I think this would be a necessary concept if this was ever put in place (which it won't be). It is at the heart of a progressive tax system. Of course a megachurch that makes 60,000 a weekend in donations and has a preacher making millions should be taxed more then a small, one room inercity or rural church that functions as a community meeting house as well.

Something that I forgot to bring up: The states need a certain amount of money. No matter how they decide to get it, they will get it somehow. If they cut taxes but don't reduce spending, then they will simply take the money from somewhere else. More fees for going through voluntary legal procedures like the DMV, public toll roads, special areas taxes, like on houses. So, in a way, because the church is not paying the tax, I am paying their tax for them, and indirectly funding an organization that I may not agree with.

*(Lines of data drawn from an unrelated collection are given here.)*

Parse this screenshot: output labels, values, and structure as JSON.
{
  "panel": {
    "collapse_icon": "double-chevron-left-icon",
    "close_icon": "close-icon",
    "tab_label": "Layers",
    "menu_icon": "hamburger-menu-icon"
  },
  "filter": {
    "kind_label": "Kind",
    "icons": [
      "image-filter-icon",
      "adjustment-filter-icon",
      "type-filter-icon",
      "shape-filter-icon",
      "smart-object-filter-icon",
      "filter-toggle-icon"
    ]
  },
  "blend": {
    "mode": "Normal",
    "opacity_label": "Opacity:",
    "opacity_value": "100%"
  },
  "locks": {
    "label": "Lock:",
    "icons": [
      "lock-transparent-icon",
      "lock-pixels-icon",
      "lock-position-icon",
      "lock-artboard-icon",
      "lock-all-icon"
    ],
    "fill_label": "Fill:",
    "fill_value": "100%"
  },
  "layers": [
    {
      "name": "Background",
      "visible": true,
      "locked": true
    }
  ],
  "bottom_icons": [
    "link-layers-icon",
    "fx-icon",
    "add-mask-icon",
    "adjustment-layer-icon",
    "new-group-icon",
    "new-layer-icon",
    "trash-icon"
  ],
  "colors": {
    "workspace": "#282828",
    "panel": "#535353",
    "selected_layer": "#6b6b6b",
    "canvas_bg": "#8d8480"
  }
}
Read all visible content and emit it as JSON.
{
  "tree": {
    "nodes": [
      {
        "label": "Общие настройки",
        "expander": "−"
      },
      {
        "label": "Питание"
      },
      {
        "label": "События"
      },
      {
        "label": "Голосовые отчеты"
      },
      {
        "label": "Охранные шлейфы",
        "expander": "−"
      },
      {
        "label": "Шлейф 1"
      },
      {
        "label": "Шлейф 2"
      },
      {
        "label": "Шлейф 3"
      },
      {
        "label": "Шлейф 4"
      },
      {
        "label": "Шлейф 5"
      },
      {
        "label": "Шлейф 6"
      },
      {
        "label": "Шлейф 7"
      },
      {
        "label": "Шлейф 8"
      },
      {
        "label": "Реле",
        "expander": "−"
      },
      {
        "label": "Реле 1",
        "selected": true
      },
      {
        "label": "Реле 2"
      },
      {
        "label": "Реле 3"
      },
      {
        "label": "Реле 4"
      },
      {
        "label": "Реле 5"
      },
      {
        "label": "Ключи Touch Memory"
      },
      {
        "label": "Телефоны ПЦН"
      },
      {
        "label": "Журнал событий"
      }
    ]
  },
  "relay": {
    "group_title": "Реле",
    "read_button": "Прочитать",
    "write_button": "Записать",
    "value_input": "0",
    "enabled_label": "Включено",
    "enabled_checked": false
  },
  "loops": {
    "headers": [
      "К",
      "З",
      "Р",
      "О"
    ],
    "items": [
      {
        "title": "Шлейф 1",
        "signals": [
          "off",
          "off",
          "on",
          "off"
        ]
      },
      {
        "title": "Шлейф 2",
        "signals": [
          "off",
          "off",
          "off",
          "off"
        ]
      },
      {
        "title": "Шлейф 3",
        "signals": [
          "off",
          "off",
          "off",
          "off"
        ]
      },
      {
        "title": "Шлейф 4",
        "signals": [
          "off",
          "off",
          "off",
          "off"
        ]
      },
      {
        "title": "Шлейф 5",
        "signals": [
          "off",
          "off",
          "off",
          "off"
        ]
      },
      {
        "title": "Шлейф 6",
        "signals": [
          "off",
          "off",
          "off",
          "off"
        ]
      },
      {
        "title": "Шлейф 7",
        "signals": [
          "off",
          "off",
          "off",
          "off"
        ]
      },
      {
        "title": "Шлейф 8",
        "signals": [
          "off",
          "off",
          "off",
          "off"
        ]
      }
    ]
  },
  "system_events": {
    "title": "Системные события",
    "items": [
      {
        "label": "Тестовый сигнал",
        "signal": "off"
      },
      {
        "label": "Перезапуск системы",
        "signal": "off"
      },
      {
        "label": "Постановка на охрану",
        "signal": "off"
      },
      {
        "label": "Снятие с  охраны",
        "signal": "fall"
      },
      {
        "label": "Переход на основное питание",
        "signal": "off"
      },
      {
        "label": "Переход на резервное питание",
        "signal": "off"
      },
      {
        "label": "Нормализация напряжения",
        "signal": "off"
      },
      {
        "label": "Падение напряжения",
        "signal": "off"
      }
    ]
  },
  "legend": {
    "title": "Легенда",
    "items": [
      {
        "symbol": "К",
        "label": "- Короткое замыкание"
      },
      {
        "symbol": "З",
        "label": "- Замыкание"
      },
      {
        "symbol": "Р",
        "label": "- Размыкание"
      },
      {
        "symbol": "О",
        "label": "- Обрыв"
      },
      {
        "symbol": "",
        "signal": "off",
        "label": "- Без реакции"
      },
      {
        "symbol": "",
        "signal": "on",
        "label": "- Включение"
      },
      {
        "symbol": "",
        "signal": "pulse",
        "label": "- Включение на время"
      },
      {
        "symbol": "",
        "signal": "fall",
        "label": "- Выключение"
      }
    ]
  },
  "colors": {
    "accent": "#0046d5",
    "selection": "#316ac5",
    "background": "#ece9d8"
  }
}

I ask this; What is the fundamental difference between a church, and a non-profit club? Is praying being essential to one and not the other a difference important enough to give special tax privileges? Do you want to pay the taxes of private clubs that you do not agree with?

In the end this is a very murky issue. Of course not all churches would be taxed evenly, even if they do no charity. And for the most part, this only applies to property taxes (which they must pay in some places), so a large church with a lot of property will pay more then the small, one room inercity church.
Posted by JonathanDJ 2 years ago
JonathanDJ
@Sagey,
Churches don't have massive wealth. Get your head out of the 19th century and check back in to reality. The Catholic church probably has the most but it's all in fine art and real-estate. Needless to say, none of it is liquid. Their wealth is entirely on paper. If you want something to bit@h about why don't you look into what your government spends in just one hour.
Posted by JonathanDJ 2 years ago
JonathanDJ
@ Hematite12
The reason it's illegal to tax churches is because it's a backdoor way of exterminating a religion. If liberals ever bothered to study a decent book on economics instead of the slop they lap up in the NY times they would know that taxes by their very nature are prohibitive. So, if you want the power to control religion then we get the power to control you. Another thing liberals don't bother with is studying a decent book on history. If you had you might actually understand what's behind the Constitution and what it means. We are against campaign finance not because we are in love with corporations which is the lie the liberals have spread. We know that the leftist profs in the colleges and in the media will have everybody pretty much brainwashed for their causes. We have to raise money and run adds on issues in order to promote our ideas and positions. To do that you form groups to raise that money. We have to be honest about it unlike liberals.
Posted by Juan_Pablo 2 years ago
Juan_Pablo
Correction:

"Okay. I wont vote because I see there was an interruption in the debate, which both Pro and Con allowed for and clarified should force the debate to be a tie!"
2 votes have been placed for this debate. Showing 1 through 2 records.
Vote Placed by SeventhProfessor 2 years ago
SeventhProfessor
LordgraeKhaos_MageTied
Agreed with before the debate:--Vote Checkmark0 points
Agreed with after the debate:--Vote Checkmark0 points
Who had better conduct:-Vote Checkmark-1 point
Had better spelling and grammar:--Vote Checkmark1 point
Made more convincing arguments:-Vote Checkmark-3 points
Used the most reliable sources:--Vote Checkmark2 points
Total points awarded:04 
Reasons for voting decision: Both used sources, but only for definitions, so no points for that. Con showed that, by definition, social clubs are never charities, and churches cannot be taxed exactly as they are, args to Con. FF, so Con gets conduct.
Vote Placed by Geogeer 2 years ago
Geogeer
LordgraeKhaos_MageTied
Agreed with before the debate:--Vote Checkmark0 points
Agreed with after the debate:--Vote Checkmark0 points
Who had better conduct:-Vote Checkmark-1 point
Had better spelling and grammar:-Vote Checkmark-1 point
Made more convincing arguments:Vote Checkmark--3 points
Used the most reliable sources:-Vote Checkmark-2 points
Total points awarded:34 
Reasons for voting decision: Lordgrae's forfeit ruined the flow of the debate. While he had the better argument in the end I will award the other points to con for the forfeit.